Produce a word-for-word copy of the listing below without its pictures.
+ + + + +
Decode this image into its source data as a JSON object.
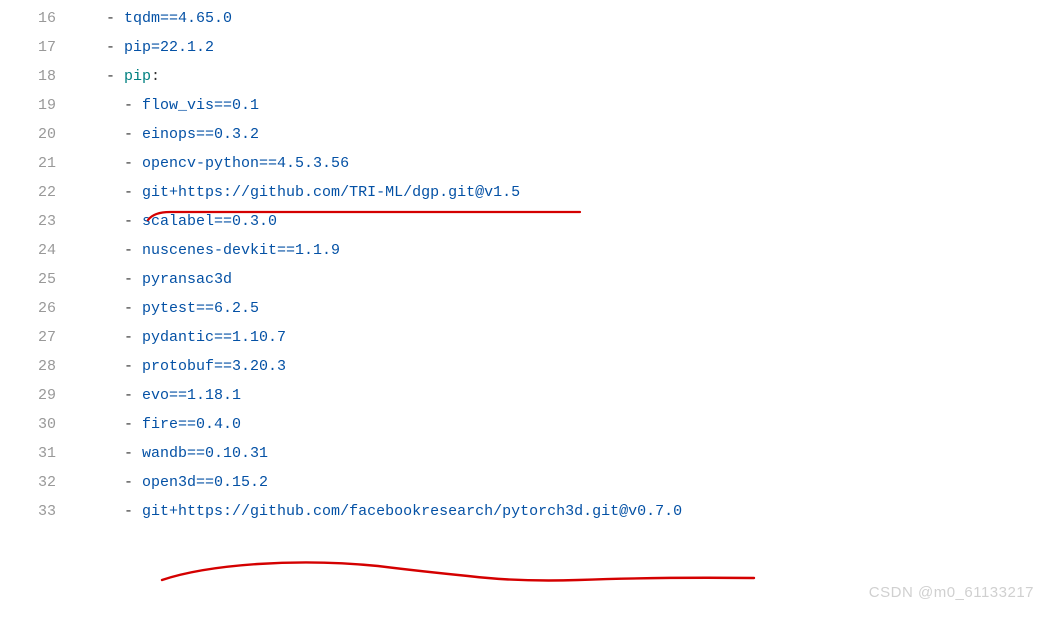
{
  "lines": [
    {
      "num": "16",
      "prefix": "  ",
      "tokens": [
        {
          "t": "dash",
          "v": "- "
        },
        {
          "t": "string",
          "v": "tqdm==4.65.0"
        }
      ]
    },
    {
      "num": "17",
      "prefix": "  ",
      "tokens": [
        {
          "t": "dash",
          "v": "- "
        },
        {
          "t": "string",
          "v": "pip=22.1.2"
        }
      ]
    },
    {
      "num": "18",
      "prefix": "  ",
      "tokens": [
        {
          "t": "dash",
          "v": "- "
        },
        {
          "t": "key",
          "v": "pip"
        },
        {
          "t": "dash",
          "v": ":"
        }
      ]
    },
    {
      "num": "19",
      "prefix": "    ",
      "tokens": [
        {
          "t": "dash",
          "v": "- "
        },
        {
          "t": "string",
          "v": "flow_vis==0.1"
        }
      ]
    },
    {
      "num": "20",
      "prefix": "    ",
      "tokens": [
        {
          "t": "dash",
          "v": "- "
        },
        {
          "t": "string",
          "v": "einops==0.3.2"
        }
      ]
    },
    {
      "num": "21",
      "prefix": "    ",
      "tokens": [
        {
          "t": "dash",
          "v": "- "
        },
        {
          "t": "string",
          "v": "opencv-python==4.5.3.56"
        }
      ]
    },
    {
      "num": "22",
      "prefix": "    ",
      "tokens": [
        {
          "t": "dash",
          "v": "- "
        },
        {
          "t": "string",
          "v": "git+https://github.com/TRI-ML/dgp.git@v1.5"
        }
      ]
    },
    {
      "num": "23",
      "prefix": "    ",
      "tokens": [
        {
          "t": "dash",
          "v": "- "
        },
        {
          "t": "string",
          "v": "scalabel==0.3.0"
        }
      ]
    },
    {
      "num": "24",
      "prefix": "    ",
      "tokens": [
        {
          "t": "dash",
          "v": "- "
        },
        {
          "t": "string",
          "v": "nuscenes-devkit==1.1.9"
        }
      ]
    },
    {
      "num": "25",
      "prefix": "    ",
      "tokens": [
        {
          "t": "dash",
          "v": "- "
        },
        {
          "t": "string",
          "v": "pyransac3d"
        }
      ]
    },
    {
      "num": "26",
      "prefix": "    ",
      "tokens": [
        {
          "t": "dash",
          "v": "- "
        },
        {
          "t": "string",
          "v": "pytest==6.2.5"
        }
      ]
    },
    {
      "num": "27",
      "prefix": "    ",
      "tokens": [
        {
          "t": "dash",
          "v": "- "
        },
        {
          "t": "string",
          "v": "pydantic==1.10.7"
        }
      ]
    },
    {
      "num": "28",
      "prefix": "    ",
      "tokens": [
        {
          "t": "dash",
          "v": "- "
        },
        {
          "t": "string",
          "v": "protobuf==3.20.3"
        }
      ]
    },
    {
      "num": "29",
      "prefix": "    ",
      "tokens": [
        {
          "t": "dash",
          "v": "- "
        },
        {
          "t": "string",
          "v": "evo==1.18.1"
        }
      ]
    },
    {
      "num": "30",
      "prefix": "    ",
      "tokens": [
        {
          "t": "dash",
          "v": "- "
        },
        {
          "t": "string",
          "v": "fire==0.4.0"
        }
      ]
    },
    {
      "num": "31",
      "prefix": "    ",
      "tokens": [
        {
          "t": "dash",
          "v": "- "
        },
        {
          "t": "string",
          "v": "wandb==0.10.31"
        }
      ]
    },
    {
      "num": "32",
      "prefix": "    ",
      "tokens": [
        {
          "t": "dash",
          "v": "- "
        },
        {
          "t": "string",
          "v": "open3d==0.15.2"
        }
      ]
    },
    {
      "num": "33",
      "prefix": "    ",
      "tokens": [
        {
          "t": "dash",
          "v": "- "
        },
        {
          "t": "string",
          "v": "git+https://github.com/facebookresearch/pytorch3d.git@v0.7.0"
        }
      ]
    }
  ],
  "watermark": "CSDN @m0_61133217"
}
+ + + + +
§ Output of the task
Decode this image into its source data as a JSON object.
{
  "lines": [
    {
      "num": "16",
      "prefix": "  ",
      "tokens": [
        {
          "t": "dash",
          "v": "- "
        },
        {
          "t": "string",
          "v": "tqdm==4.65.0"
        }
      ]
    },
    {
      "num": "17",
      "prefix": "  ",
      "tokens": [
        {
          "t": "dash",
          "v": "- "
        },
        {
          "t": "string",
          "v": "pip=22.1.2"
        }
      ]
    },
    {
      "num": "18",
      "prefix": "  ",
      "tokens": [
        {
          "t": "dash",
          "v": "- "
        },
        {
          "t": "key",
          "v": "pip"
        },
        {
          "t": "dash",
          "v": ":"
        }
      ]
    },
    {
      "num": "19",
      "prefix": "    ",
      "tokens": [
        {
          "t": "dash",
          "v": "- "
        },
        {
          "t": "string",
          "v": "flow_vis==0.1"
        }
      ]
    },
    {
      "num": "20",
      "prefix": "    ",
      "tokens": [
        {
          "t": "dash",
          "v": "- "
        },
        {
          "t": "string",
          "v": "einops==0.3.2"
        }
      ]
    },
    {
      "num": "21",
      "prefix": "    ",
      "tokens": [
        {
          "t": "dash",
          "v": "- "
        },
        {
          "t": "string",
          "v": "opencv-python==4.5.3.56"
        }
      ]
    },
    {
      "num": "22",
      "prefix": "    ",
      "tokens": [
        {
          "t": "dash",
          "v": "- "
        },
        {
          "t": "string",
          "v": "git+https://github.com/TRI-ML/dgp.git@v1.5"
        }
      ]
    },
    {
      "num": "23",
      "prefix": "    ",
      "tokens": [
        {
          "t": "dash",
          "v": "- "
        },
        {
          "t": "string",
          "v": "scalabel==0.3.0"
        }
      ]
    },
    {
      "num": "24",
      "prefix": "    ",
      "tokens": [
        {
          "t": "dash",
          "v": "- "
        },
        {
          "t": "string",
          "v": "nuscenes-devkit==1.1.9"
        }
      ]
    },
    {
      "num": "25",
      "prefix": "    ",
      "tokens": [
        {
          "t": "dash",
          "v": "- "
        },
        {
          "t": "string",
          "v": "pyransac3d"
        }
      ]
    },
    {
      "num": "26",
      "prefix": "    ",
      "tokens": [
        {
          "t": "dash",
          "v": "- "
        },
        {
          "t": "string",
          "v": "pytest==6.2.5"
        }
      ]
    },
    {
      "num": "27",
      "prefix": "    ",
      "tokens": [
        {
          "t": "dash",
          "v": "- "
        },
        {
          "t": "string",
          "v": "pydantic==1.10.7"
        }
      ]
    },
    {
      "num": "28",
      "prefix": "    ",
      "tokens": [
        {
          "t": "dash",
          "v": "- "
        },
        {
          "t": "string",
          "v": "protobuf==3.20.3"
        }
      ]
    },
    {
      "num": "29",
      "prefix": "    ",
      "tokens": [
        {
          "t": "dash",
          "v": "- "
        },
        {
          "t": "string",
          "v": "evo==1.18.1"
        }
      ]
    },
    {
      "num": "30",
      "prefix": "    ",
      "tokens": [
        {
          "t": "dash",
          "v": "- "
        },
        {
          "t": "string",
          "v": "fire==0.4.0"
        }
      ]
    },
    {
      "num": "31",
      "prefix": "    ",
      "tokens": [
        {
          "t": "dash",
          "v": "- "
        },
        {
          "t": "string",
          "v": "wandb==0.10.31"
        }
      ]
    },
    {
      "num": "32",
      "prefix": "    ",
      "tokens": [
        {
          "t": "dash",
          "v": "- "
        },
        {
          "t": "string",
          "v": "open3d==0.15.2"
        }
      ]
    },
    {
      "num": "33",
      "prefix": "    ",
      "tokens": [
        {
          "t": "dash",
          "v": "- "
        },
        {
          "t": "string",
          "v": "git+https://github.com/facebookresearch/pytorch3d.git@v0.7.0"
        }
      ]
    }
  ],
  "watermark": "CSDN @m0_61133217"
}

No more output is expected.